Depth will come in a variety for forms for the Ducks in 2010.
Remene Alston is the lone upper classman among running backs. "The Gentleman" provides a little power to offset the finesse of James and Barner. Injuries have hampered Alston’s career as a Duck, but he always gives the team his best effort. Alston rushed for 133 yards and 2 TDs last season, making appearances in five games. Coaches won’t acknowledge rewarding a player for their roll-player servitude, but don’t be surprised if Alston gets a solid workload in early-season games against UNM, Portland State, Arizona State and Washington State. He's earned it.
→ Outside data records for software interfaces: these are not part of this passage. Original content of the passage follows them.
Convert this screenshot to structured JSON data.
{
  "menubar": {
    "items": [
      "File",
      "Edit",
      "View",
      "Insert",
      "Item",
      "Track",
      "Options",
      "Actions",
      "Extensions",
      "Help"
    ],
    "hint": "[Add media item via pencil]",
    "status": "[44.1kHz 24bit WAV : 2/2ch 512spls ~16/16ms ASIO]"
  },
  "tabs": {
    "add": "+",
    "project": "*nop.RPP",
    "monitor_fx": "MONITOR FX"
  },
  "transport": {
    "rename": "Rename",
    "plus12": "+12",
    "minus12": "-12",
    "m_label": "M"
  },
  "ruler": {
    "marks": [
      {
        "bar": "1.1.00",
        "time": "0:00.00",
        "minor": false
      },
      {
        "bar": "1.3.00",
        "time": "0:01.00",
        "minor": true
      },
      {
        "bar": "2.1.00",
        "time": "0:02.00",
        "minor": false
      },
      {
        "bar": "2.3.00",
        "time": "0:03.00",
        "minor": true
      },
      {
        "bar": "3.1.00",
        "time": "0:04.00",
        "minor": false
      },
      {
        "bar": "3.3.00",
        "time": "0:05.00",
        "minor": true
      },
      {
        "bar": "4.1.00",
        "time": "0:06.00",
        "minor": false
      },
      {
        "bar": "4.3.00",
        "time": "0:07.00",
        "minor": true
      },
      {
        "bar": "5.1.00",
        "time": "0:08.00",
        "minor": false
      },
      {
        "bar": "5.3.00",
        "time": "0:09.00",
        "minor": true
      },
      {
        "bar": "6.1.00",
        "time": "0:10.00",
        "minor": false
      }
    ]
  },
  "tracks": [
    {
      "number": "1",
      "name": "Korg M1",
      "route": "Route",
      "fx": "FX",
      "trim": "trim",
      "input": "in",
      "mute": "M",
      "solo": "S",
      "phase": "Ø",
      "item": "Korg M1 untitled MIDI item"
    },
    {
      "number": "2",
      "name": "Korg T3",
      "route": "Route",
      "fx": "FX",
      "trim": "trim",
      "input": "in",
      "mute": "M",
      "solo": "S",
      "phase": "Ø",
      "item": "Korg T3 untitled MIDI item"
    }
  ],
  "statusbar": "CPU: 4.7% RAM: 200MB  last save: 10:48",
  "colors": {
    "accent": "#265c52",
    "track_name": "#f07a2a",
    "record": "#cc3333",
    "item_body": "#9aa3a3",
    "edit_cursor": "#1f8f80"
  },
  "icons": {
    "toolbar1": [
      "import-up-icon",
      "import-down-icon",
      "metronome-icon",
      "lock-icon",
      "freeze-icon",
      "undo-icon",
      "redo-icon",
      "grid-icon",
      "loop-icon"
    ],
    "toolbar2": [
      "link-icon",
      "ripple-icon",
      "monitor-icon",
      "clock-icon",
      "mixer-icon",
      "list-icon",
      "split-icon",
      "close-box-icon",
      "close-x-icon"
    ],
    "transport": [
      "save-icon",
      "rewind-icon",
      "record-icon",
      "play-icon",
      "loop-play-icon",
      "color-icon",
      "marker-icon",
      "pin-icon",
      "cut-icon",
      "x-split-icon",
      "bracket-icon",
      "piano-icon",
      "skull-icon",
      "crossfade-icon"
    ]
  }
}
Where Alston is old reliable, Oregon’s top newcomers arrive amid great expectations. Lache Seastrunk was a 5-star All-American out of Temple, TX. He finished his high school career with 4,127 yards rushing and 52 touchdowns. The Ducks also pulled another top recruit out of Texas in the form of 4-star power back Dontae Williams. He's another power back, compared by Rivals.com to former Pitt star LeSean McCoy. Those he’s not technically a newcomer, we also should see junior Andres Reed get his first carries this season. Reed redshirted in ’09 after transferring from a JC. Reed showed some ability in rushing for 57 yards on 5 carries during the spring game.
With a new starting QB and limited experience at WR, Oregon’s vaunted rushing attack probably will dictate the team’s overall success. That's just fine. The Ducks know how to tote the rock as well as any team in the country – thus all the preseason excitement. Barner looked explosive during the spring game. He should dominate in the season opener against New Mexico before relinquishing the starting job to James. From there, sky’s the limit.
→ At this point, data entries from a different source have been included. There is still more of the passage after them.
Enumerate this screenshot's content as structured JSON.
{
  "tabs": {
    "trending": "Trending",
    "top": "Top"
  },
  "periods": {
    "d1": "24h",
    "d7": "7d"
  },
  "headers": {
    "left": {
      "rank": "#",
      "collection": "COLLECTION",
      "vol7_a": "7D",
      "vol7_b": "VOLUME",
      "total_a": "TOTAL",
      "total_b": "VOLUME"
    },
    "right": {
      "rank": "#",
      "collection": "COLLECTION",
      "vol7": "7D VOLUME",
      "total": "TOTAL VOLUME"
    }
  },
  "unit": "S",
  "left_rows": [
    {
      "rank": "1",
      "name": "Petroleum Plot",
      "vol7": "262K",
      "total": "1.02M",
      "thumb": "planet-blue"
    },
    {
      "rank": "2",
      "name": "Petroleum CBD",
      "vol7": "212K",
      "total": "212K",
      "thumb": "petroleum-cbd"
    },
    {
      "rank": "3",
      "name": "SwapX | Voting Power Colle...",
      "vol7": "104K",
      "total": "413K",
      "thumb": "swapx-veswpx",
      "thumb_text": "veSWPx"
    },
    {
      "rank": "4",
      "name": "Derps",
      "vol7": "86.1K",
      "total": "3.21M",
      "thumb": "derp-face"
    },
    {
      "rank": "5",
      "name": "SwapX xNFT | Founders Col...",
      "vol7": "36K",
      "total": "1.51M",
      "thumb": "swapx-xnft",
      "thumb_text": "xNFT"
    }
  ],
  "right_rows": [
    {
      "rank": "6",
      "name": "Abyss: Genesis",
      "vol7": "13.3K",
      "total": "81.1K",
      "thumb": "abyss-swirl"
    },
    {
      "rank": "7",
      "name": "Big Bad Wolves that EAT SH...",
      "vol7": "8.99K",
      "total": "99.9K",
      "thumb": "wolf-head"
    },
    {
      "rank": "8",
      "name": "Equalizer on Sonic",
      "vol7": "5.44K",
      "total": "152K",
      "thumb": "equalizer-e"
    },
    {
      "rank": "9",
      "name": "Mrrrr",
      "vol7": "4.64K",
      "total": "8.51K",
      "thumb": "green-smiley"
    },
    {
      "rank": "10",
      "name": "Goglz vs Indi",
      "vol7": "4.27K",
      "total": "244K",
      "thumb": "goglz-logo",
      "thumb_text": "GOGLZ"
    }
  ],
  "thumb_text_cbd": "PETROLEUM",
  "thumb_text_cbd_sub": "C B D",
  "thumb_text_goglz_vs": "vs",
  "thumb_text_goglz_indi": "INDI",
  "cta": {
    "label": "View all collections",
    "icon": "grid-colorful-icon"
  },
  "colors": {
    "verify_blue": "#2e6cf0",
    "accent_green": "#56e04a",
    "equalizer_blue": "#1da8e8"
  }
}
One question we can’t answer yet is if and when either Seastrunk and/or Williams will see the field. Whether they do or don’t redshirt will probably hinge on both players' ability to grasp the complexities of Oregon’s spread offense and inside/outside zone read scheme. At the very least, the talented freshmen will be available if injuries become an issue. If Chip thinks either player is ready, there should be opportunities for carries given Oregon’s soft OOC schedule.
How about some predictions for 2010…
There’s a good chance Chip Kelly didn’t get to fully utilize the tazer position (think multi-purpose tight end, running back, slot receiver all in one) in 2009 the way he’d hoped to prior to LGB’s suspension. If everyone stays healthy, Kelly has the personnel to go a little crazy with formations. Imagine you’re a D-coordinator watching Oregon go hyper-speed-no-huddle with Jeff Maehl and D.J. Davis out wide, James and Seastrunk lined up on either side of QB Darron Thomas with Barner in motion from the slot position. With all that talent and speed, Chip and O-coordinator Mark Helfrich will take creating matchup problems to a new level.
Two words: wheel route. LMJ caught 17 passes for 168 yards last season. LaMichael caught 4 of those passes in the Rose Bowl as Oregon showed some commitment to throwing to backs out of the backfield in an attempt to keep a high-quality defense off balance. We might see the wheel route and quick swing passes become productive comfort plays for whoever gets the nod at QB.
Lastly, I think we’ll see Seastrunk become a key part of Oregon’s offense. It’s just a guess, but it’s pretty hard to keep 5-star talent off the field. Jonathan Stewart had an immediate impact, and Seastrunk might do the same.
All this talent and speed and experience lined up behind a top-tier offensive line...Oregon’s running game should keep on clicking. The QBs, of course, will have to provide some balance by the throwing the ball. At the same time, the threat of the Ducks running game should force opposing defenses to be thinking run first. It should prove to be a highly productive symbiotic relationship. So, to those opposing defenses, I wish you "good luck".